What began as a Random House proposal for a short account of the Civil War as its centennial approached turned into an opus. Writing in an ornate script with an old-style dip pen in his rambling magnolia-shaded house in Memphis, where the Footes had moved in 1953, he produced the 2,934-page, three-volume, 1.5 million-word military history, "The Civil War: A Narrative." At 500 to 600 words a day, with times out to visit battlefields on the anniversaries of the battles, it took him 20 years. The volumes appeared between 1958 and 1974.
Carrying readers from Fort Sumter to Appomattox, the work was greeted by most reviewers in the spirit of the New York Times Book Review contributor who called it "a remarkable achievement, prodigiously researched, vigorous, detailed, absorbing." Others used words like "monumental," "comprehensive," and "even-handed." In The New York Review of Books, C. Vann Woodward complimented the author on capturing the "intimacy of combat" with his "impressive narrative gifts and dramatic purposes."
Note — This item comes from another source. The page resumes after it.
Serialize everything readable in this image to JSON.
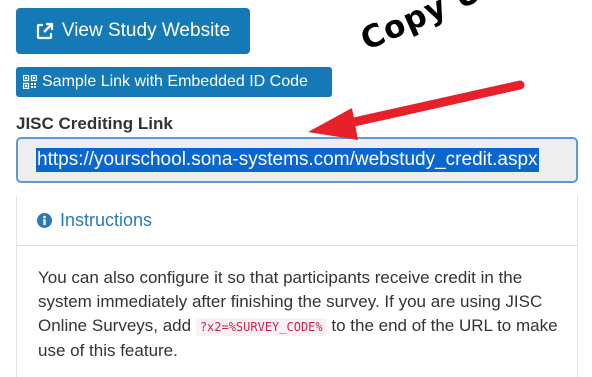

Responding to the observation that it took him five times as long to write the war as its participants took to fight it, Mr. Foote pointed out that "there were a good many more of them than there was of me." Inspired by the works of Tacitus, Thucydides, Gibbon and, more surprising, Marcel Proust, Mr. Foote's own specially prized writer for prose style, psychological insight and the sweep of his vision, he created a history as written by a novelist, with due bows to a line that included Tolstoy, Stendhal and Stephen Crane.
In treating North and South evenhandedly and covering the campaigns in both east and west, Mr. Foote accepted the historian's standards of evidence without the baggage of footnotes, for which he was faulted by some academics, who also criticized his sketchy attention to politics, economics and diplomacy. But most were grateful. Louis D. Rubin Jr. summed up in The New Republic: "It is a model of what military history can be."
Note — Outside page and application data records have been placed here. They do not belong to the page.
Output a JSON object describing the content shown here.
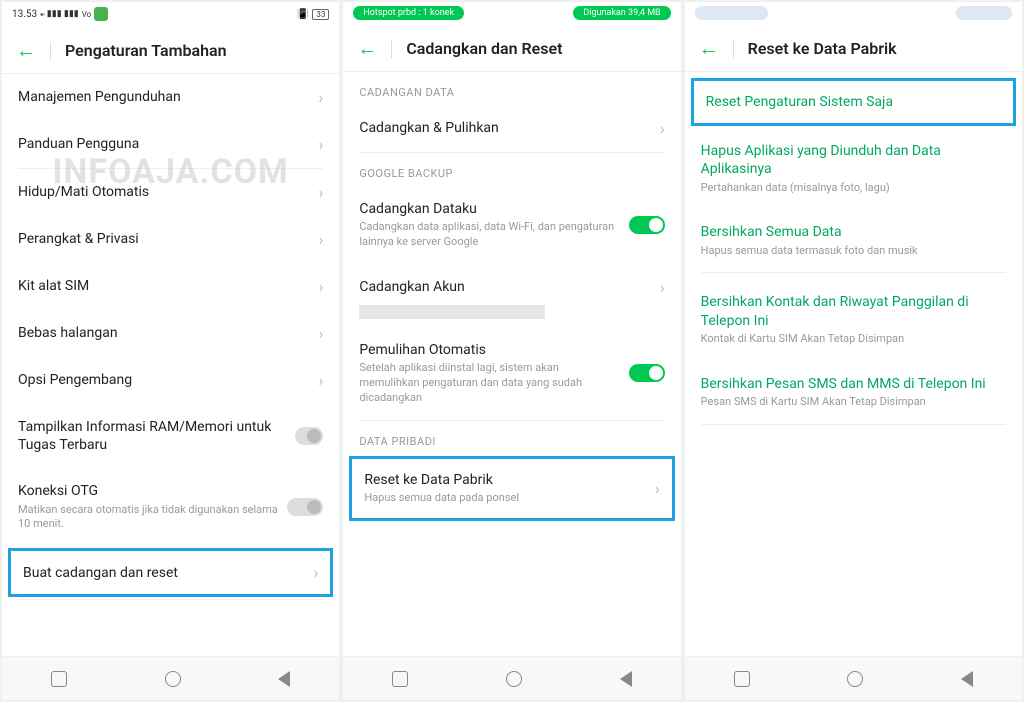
{
  "watermark": "INFOAJA.COM",
  "screen1": {
    "time": "13.53",
    "battery": "33",
    "header": "Pengaturan Tambahan",
    "items": {
      "download": "Manajemen Pengunduhan",
      "guide": "Panduan Pengguna",
      "auto_onoff": "Hidup/Mati Otomatis",
      "device_privacy": "Perangkat & Privasi",
      "sim": "Kit alat SIM",
      "accessibility": "Bebas halangan",
      "developer": "Opsi Pengembang",
      "ram": "Tampilkan Informasi RAM/Memori untuk Tugas Terbaru",
      "otg_title": "Koneksi OTG",
      "otg_sub": "Matikan secara otomatis jika tidak digunakan selama 10 menit.",
      "backup_reset": "Buat cadangan dan reset"
    }
  },
  "screen2": {
    "pill_left": "Hotspot prbd : 1 konek",
    "pill_right": "Digunakan 39,4 MB",
    "header": "Cadangkan dan Reset",
    "sections": {
      "backup_data": "CADANGAN DATA",
      "google_backup": "GOOGLE BACKUP",
      "private_data": "DATA PRIBADI"
    },
    "items": {
      "backup_restore": "Cadangkan & Pulihkan",
      "backup_my_data": "Cadangkan Dataku",
      "backup_my_data_sub": "Cadangkan data aplikasi, data Wi-Fi, dan pengaturan lainnya ke server Google",
      "backup_account": "Cadangkan Akun",
      "auto_restore": "Pemulihan Otomatis",
      "auto_restore_sub": "Setelah aplikasi diinstal lagi, sistem akan memulihkan pengaturan dan data yang sudah dicadangkan",
      "factory_reset": "Reset ke Data Pabrik",
      "factory_reset_sub": "Hapus semua data pada ponsel"
    }
  },
  "screen3": {
    "header": "Reset ke Data Pabrik",
    "items": {
      "reset_system": "Reset Pengaturan Sistem Saja",
      "erase_apps": "Hapus Aplikasi yang Diunduh dan Data Aplikasinya",
      "erase_apps_sub": "Pertahankan data (misalnya foto, lagu)",
      "erase_all": "Bersihkan Semua Data",
      "erase_all_sub": "Hapus semua data termasuk foto dan musik",
      "erase_contacts": "Bersihkan Kontak dan Riwayat Panggilan di Telepon Ini",
      "erase_contacts_sub": "Kontak di Kartu SIM Akan Tetap Disimpan",
      "erase_sms": "Bersihkan Pesan SMS dan MMS di Telepon Ini",
      "erase_sms_sub": "Pesan SMS di Kartu SIM Akan Tetap Disimpan"
    }
  }
}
Among the most vivid scenes was the description of Gen. Robert E. Lee's slow ride after his surrender: "Grief brought a sort of mass relaxation that let Traveller [Lee's horse] proceed, and as he moved through the press of soldiers, bearing the gray commander on his back, they reached out to touch both horse and rider, withers and knees, flanks and thighs, in expression of their affection."
The work brought its author three Guggenheim Fellowships, a Ford Foundation grant and considerably more in royalties than any of his novels had earned, and he was admitted to a distinguished company of Civil War historians that included Bruce Catton, Allan Nevins and Douglas Southall Freeman. "They call you Gibbon and you know that's silly," he told an interviewer. "But if they don't call you Gibbon you get a feeling they're holding back."
Still, it remained for television to carry him to fame. In 1985 Ken Burns, planning his television documentary on the war, called on Mr. Foote, who had been recommended by his fellow Southern writer Robert Penn Warren, to be a paid consultant. The choice of an accomplished stylist steeped in Southern lore was made to order, and Mr. Foote readily established himself as the viewers' surrogate.
The series, a smash hit for public broadcasting, attracted an audience of 14 million over five nights and turned Mr. Foote into a prime-time star. His fans learned that he was a pipe smoker who loved Mozart and Vermeer and Proust (he said he had read "Remembrance of Things Past" from start to finish nine times) and drank bourbon outdoors and scotch indoors. His dog, Booker, an akita, dozed nearby as he wrote. At one point Mr. Foote was getting 20 calls a day from admirers who just wanted to have him over for dinner. He took a page from Ulysses S. Grant who, in reply to the remark "You must get lots of mail," said, "Not nearly so much as I did when I answered it all." Mr. Foote stopped writing back.